# What you will do
Copy each line containing the word "SHOOTING" from the records that follow, please.

* * *

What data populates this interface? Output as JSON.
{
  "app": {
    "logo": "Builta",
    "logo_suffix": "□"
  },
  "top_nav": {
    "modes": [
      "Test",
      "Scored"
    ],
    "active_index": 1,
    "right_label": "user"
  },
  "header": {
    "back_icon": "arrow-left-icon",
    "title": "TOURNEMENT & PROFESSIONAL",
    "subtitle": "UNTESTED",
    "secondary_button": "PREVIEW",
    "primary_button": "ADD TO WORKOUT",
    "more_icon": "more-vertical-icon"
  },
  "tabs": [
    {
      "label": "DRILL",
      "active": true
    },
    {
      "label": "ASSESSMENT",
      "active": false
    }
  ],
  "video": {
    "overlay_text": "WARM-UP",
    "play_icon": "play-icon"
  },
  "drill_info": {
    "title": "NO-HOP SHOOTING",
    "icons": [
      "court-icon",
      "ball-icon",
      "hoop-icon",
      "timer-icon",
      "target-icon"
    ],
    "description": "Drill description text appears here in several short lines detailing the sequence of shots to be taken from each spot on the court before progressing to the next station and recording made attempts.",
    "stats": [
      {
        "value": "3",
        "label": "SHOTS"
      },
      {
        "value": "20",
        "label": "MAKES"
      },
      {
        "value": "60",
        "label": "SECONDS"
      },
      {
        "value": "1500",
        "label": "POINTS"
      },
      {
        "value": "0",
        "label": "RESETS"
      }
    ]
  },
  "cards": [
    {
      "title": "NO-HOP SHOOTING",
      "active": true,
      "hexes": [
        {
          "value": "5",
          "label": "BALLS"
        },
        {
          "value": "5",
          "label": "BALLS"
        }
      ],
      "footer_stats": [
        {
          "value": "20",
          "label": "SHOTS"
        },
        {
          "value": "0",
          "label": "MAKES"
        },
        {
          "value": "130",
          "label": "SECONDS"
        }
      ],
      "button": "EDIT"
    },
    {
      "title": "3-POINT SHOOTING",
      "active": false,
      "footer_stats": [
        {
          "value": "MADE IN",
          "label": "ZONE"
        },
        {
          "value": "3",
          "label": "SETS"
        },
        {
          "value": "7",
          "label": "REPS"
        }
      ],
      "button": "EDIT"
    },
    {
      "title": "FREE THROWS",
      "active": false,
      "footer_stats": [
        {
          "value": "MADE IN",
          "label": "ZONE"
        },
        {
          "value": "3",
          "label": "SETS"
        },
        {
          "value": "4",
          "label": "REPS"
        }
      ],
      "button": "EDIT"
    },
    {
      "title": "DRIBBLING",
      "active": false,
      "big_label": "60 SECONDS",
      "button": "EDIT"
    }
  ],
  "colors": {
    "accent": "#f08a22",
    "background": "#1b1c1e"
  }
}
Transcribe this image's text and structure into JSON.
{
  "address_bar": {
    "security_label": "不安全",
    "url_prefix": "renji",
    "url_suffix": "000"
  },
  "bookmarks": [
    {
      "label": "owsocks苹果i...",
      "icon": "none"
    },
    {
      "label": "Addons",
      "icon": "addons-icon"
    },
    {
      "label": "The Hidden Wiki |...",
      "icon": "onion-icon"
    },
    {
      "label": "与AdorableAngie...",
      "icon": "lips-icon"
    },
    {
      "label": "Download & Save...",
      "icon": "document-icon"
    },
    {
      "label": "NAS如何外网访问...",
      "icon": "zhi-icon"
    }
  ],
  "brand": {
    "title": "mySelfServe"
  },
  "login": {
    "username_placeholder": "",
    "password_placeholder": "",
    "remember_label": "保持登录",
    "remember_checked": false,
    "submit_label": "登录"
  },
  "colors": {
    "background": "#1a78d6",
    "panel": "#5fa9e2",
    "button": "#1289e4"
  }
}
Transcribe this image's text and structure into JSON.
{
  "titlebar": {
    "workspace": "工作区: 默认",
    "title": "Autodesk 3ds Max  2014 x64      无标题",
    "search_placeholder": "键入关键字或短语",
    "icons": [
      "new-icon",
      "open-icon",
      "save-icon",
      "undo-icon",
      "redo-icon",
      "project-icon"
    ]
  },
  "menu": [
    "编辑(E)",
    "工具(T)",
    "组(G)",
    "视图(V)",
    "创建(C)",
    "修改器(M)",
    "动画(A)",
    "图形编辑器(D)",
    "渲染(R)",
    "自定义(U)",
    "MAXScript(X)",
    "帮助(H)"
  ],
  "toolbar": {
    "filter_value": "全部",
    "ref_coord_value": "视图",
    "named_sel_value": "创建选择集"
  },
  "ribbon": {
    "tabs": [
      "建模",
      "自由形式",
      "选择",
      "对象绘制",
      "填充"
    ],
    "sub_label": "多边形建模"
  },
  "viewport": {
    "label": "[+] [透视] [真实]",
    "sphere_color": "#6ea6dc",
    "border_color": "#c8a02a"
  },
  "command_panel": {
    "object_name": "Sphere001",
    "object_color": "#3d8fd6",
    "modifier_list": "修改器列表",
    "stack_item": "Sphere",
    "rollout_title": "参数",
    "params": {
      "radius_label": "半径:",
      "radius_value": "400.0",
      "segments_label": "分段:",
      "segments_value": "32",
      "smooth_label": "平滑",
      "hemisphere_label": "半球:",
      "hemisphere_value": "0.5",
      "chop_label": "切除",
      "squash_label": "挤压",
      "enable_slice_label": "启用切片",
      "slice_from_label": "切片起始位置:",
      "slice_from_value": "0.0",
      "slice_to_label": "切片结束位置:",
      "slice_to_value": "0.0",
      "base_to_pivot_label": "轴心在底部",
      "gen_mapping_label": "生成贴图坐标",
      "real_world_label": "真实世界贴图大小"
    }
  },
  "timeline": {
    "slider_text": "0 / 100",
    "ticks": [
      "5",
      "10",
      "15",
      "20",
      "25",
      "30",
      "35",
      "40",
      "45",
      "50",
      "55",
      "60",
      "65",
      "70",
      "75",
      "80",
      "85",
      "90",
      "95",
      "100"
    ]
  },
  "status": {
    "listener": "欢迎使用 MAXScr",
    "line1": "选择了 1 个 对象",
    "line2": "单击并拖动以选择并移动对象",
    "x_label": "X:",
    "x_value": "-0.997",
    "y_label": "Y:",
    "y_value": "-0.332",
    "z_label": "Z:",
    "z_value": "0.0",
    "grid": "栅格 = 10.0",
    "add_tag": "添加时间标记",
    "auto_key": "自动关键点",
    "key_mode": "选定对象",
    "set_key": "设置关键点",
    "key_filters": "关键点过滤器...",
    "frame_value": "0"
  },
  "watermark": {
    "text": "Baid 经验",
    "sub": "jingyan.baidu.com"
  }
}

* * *

# Solution to this exercise
    "title": "NO-HOP SHOOTING",
      "title": "NO-HOP SHOOTING",
      "title": "3-POINT SHOOTING",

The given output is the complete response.